(Data about app and page elements)
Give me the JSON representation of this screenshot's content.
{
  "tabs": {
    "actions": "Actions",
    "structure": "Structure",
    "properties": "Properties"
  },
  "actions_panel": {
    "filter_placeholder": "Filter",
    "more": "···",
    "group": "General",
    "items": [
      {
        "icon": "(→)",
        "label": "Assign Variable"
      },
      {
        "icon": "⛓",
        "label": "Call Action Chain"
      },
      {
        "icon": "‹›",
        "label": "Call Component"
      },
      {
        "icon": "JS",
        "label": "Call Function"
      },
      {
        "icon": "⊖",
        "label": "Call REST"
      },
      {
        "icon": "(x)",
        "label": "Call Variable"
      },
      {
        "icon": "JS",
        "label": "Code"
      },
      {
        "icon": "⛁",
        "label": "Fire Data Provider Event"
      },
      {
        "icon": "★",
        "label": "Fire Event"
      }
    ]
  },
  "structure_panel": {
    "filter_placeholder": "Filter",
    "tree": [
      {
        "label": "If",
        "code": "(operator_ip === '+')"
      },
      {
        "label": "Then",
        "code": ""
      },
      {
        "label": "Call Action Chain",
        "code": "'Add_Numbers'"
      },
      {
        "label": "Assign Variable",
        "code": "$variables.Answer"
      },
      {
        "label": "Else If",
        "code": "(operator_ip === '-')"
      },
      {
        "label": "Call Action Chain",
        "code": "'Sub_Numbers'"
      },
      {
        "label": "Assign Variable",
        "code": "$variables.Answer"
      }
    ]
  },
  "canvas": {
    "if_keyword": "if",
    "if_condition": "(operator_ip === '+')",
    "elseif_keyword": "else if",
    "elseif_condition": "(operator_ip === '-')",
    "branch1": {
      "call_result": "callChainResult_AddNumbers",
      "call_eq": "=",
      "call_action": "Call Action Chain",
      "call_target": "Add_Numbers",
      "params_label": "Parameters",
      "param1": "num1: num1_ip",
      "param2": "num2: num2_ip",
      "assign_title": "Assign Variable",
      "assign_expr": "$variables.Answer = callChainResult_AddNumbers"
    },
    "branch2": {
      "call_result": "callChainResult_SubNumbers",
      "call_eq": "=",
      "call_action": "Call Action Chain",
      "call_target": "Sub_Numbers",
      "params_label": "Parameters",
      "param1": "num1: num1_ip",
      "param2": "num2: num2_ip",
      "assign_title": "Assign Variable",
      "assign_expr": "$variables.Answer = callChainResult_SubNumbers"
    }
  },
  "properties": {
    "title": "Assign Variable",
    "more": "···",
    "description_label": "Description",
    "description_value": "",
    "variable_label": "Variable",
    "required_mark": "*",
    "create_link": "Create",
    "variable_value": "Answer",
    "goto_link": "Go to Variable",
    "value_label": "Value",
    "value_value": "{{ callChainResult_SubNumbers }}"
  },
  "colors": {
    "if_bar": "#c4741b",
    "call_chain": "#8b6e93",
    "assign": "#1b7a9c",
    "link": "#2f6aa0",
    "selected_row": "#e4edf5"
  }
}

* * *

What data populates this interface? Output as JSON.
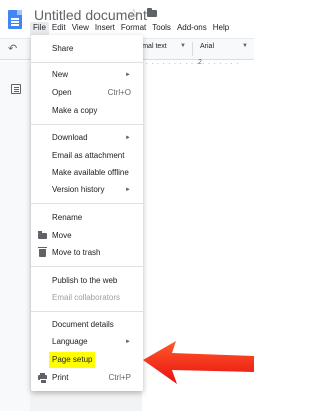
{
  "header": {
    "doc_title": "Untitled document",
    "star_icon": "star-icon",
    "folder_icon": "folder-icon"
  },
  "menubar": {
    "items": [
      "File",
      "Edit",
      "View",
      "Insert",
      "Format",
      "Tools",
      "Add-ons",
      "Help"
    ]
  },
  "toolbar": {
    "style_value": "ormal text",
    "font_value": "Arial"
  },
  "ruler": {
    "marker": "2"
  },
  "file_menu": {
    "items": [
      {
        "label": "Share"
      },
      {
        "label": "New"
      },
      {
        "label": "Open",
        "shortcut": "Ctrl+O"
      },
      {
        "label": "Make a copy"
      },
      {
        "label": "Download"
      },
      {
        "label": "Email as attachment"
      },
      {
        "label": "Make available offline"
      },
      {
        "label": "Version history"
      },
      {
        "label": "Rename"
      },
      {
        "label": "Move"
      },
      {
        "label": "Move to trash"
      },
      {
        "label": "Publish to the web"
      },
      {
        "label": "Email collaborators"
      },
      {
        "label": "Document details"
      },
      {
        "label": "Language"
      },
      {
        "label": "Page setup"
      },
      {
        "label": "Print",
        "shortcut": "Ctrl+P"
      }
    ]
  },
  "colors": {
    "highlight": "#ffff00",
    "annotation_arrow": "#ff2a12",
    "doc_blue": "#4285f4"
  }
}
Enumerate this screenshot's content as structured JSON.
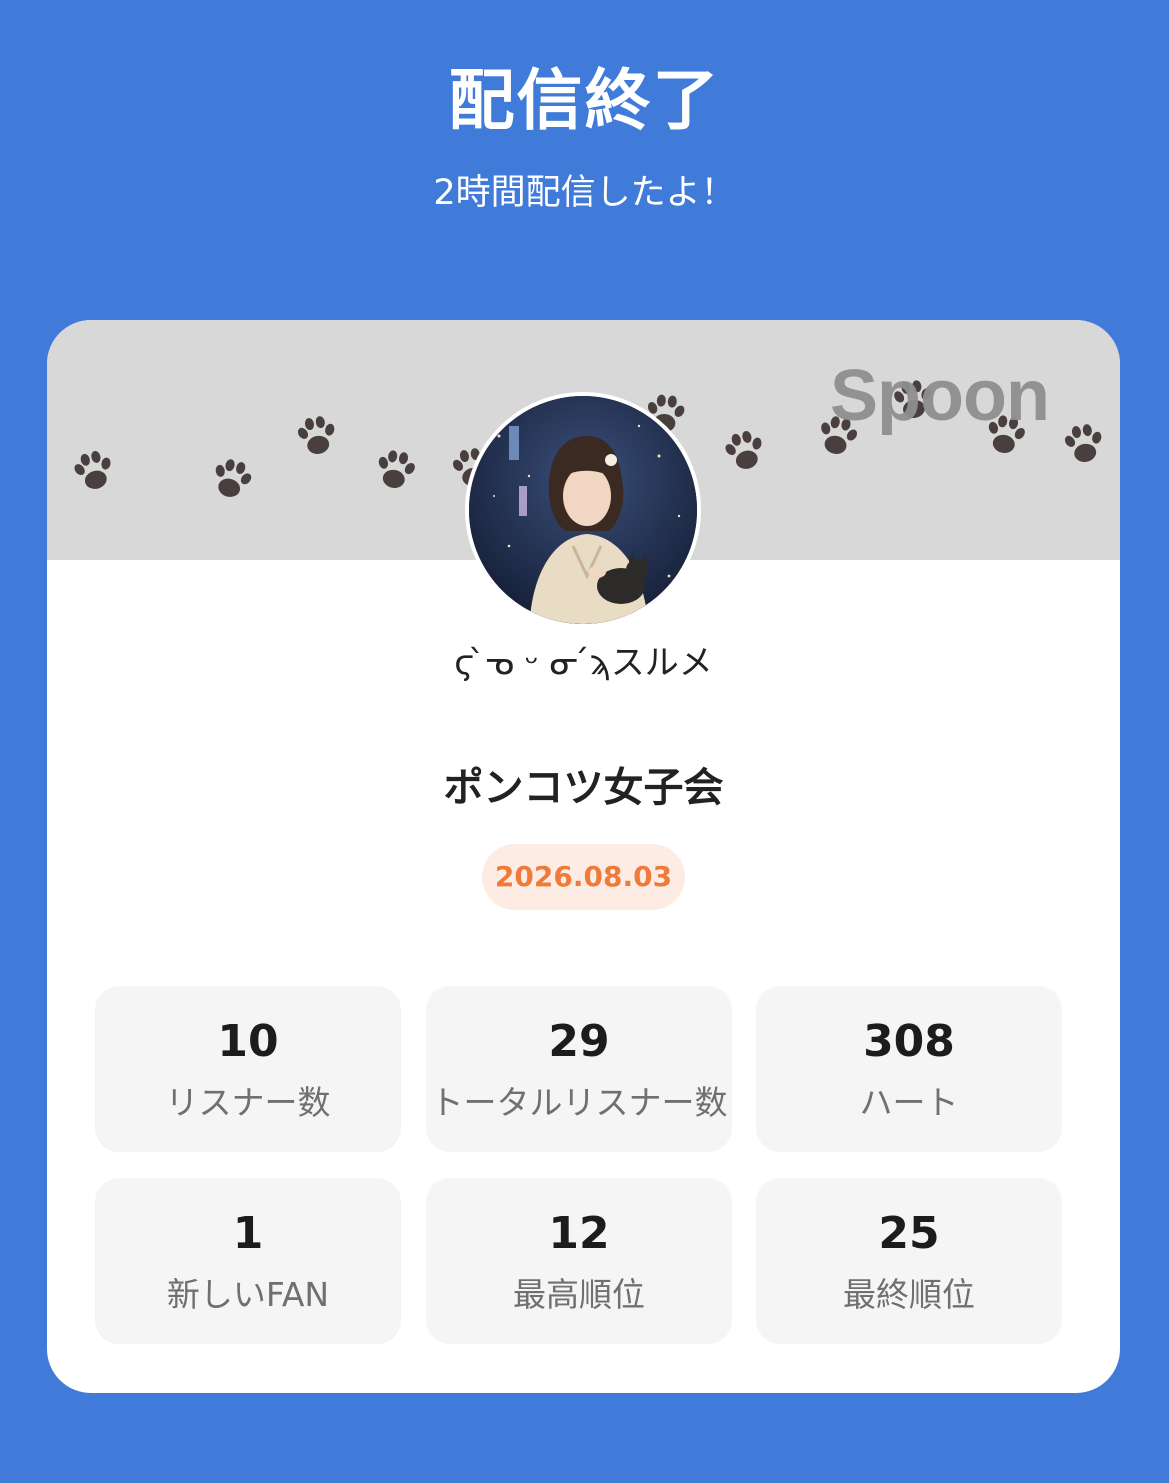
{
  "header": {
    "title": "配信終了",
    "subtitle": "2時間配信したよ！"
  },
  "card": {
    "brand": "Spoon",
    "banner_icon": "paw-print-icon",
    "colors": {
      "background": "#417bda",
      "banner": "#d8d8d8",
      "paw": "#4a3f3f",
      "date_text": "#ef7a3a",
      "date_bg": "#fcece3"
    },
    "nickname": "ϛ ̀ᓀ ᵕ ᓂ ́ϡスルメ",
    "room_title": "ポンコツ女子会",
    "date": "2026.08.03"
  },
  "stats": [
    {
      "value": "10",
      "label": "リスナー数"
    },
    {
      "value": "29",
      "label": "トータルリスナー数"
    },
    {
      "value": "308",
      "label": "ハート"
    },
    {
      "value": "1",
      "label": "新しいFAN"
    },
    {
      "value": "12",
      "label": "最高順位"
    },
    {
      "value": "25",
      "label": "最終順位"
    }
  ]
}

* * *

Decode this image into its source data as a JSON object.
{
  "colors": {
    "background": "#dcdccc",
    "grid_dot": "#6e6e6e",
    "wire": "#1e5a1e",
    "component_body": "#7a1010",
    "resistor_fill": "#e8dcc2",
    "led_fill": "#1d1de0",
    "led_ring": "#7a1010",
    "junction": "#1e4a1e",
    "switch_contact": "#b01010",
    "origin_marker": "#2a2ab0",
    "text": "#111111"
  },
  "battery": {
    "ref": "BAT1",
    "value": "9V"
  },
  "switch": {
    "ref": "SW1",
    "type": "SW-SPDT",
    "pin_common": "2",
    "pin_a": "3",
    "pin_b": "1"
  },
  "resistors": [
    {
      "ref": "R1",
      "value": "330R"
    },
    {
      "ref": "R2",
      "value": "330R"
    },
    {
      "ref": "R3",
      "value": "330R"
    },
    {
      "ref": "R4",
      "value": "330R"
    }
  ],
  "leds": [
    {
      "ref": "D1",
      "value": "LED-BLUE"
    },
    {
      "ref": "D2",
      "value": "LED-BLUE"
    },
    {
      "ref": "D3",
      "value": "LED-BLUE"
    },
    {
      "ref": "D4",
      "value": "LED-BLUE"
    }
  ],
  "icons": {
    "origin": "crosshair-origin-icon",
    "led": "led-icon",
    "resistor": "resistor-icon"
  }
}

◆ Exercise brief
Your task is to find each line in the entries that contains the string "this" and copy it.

◆ Response box
Give me the JSON representation of this screenshot's content.
What data populates this interface? Output as JSON.
Enumerate this screenshot's content as structured JSON.
Decode this image into its source data as a JSON object.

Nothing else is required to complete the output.